RU: As you may know, P.J. Hairston was recently removed from North Carolina's program. As a player who faced a similar situation, describe the challenges that you encountered.

Reed: The biggest challenge was just sitting down and figuring out what was next. For me, it was the professional basketball aspect after trying to get back into school and doing the college thing. If that didn't work out for P.J. then the next step for him will probably be in professional ball, whether that means going overseas, or using the D-League for a year of professional basketball experience---like what Glen Rice Jr. did. I think the biggest key for him is figuring out how to rebuild his image.

RU: For a player like Hairston or yourself, how is the D-League in terms of a tool to help you mature, not only as a player, but as an overall person?

Reed: It helps you grow, because you're no longer in the college atmosphere, where you have help from everybody (I.e teachers, coaches, trainers, academic advisors). The biggest thing about being a professional is that this is your job, so how you continuously get better everyday and how you use the coaching staff is completely up to you. Being on your own and making your own decisions is huge for you to figure out how much you really want it.

RU: In my point of view, it appears as though more players are entering the D-League earlier in their playing career upon not getting drafted or just being removed from school. If a top-notch high school player asked you if they should go to the NBADL or go to college, how would you respond?

Reed: I feel like everybody should have the opportunity to go to college because that experience is one for the ages. At the same time, if you're unable to do that, now you have the opportunity to come to the D-League, which is something you're seeing a lot with guys like Aquille Carr.

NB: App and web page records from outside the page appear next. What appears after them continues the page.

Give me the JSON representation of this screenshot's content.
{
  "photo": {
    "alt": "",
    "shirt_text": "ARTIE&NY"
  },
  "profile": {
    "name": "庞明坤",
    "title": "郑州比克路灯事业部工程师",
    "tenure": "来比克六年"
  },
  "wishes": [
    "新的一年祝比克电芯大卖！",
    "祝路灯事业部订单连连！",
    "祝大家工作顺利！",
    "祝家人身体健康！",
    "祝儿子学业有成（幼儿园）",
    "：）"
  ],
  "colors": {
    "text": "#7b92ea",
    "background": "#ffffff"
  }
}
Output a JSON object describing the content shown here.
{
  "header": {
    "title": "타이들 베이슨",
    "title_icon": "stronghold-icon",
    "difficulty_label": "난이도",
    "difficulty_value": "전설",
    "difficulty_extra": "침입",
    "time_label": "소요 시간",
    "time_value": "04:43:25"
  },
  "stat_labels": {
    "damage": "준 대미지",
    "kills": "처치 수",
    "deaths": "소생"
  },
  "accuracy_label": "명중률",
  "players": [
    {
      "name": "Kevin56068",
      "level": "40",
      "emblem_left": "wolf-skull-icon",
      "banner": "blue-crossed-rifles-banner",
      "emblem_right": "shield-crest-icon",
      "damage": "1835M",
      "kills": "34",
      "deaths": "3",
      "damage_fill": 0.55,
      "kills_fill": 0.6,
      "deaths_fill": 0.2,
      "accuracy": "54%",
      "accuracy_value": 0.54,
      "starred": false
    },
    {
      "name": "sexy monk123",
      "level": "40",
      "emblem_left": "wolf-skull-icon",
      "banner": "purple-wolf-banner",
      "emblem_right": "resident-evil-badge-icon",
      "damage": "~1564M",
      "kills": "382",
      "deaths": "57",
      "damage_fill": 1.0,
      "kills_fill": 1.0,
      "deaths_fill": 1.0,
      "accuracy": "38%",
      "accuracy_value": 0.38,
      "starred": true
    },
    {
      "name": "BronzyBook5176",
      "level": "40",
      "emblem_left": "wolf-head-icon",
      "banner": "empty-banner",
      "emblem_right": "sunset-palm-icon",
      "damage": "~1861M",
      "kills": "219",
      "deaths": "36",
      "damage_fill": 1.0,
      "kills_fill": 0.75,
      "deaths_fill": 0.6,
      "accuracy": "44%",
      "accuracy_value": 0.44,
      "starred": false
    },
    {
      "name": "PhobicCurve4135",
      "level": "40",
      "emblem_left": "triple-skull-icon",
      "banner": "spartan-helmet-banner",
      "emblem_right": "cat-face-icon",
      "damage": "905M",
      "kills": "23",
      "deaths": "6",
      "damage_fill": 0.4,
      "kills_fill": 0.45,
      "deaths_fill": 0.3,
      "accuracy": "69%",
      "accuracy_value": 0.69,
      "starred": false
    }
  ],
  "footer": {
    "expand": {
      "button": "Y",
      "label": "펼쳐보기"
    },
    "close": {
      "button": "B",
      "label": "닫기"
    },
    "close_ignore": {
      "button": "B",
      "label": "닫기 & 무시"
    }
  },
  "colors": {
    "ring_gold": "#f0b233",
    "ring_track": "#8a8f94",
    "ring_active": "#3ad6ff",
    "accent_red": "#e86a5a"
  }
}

Last year, Carr was one of the top high school prospects, and now he's using the D-League as a year in college. I mean, anyway that you can build a resume is a great opportunity because the D-League uses NBA and Euro rules and it's a lot more physical than college. If you do decide to go the NBADL route, then it's definitely a good experience.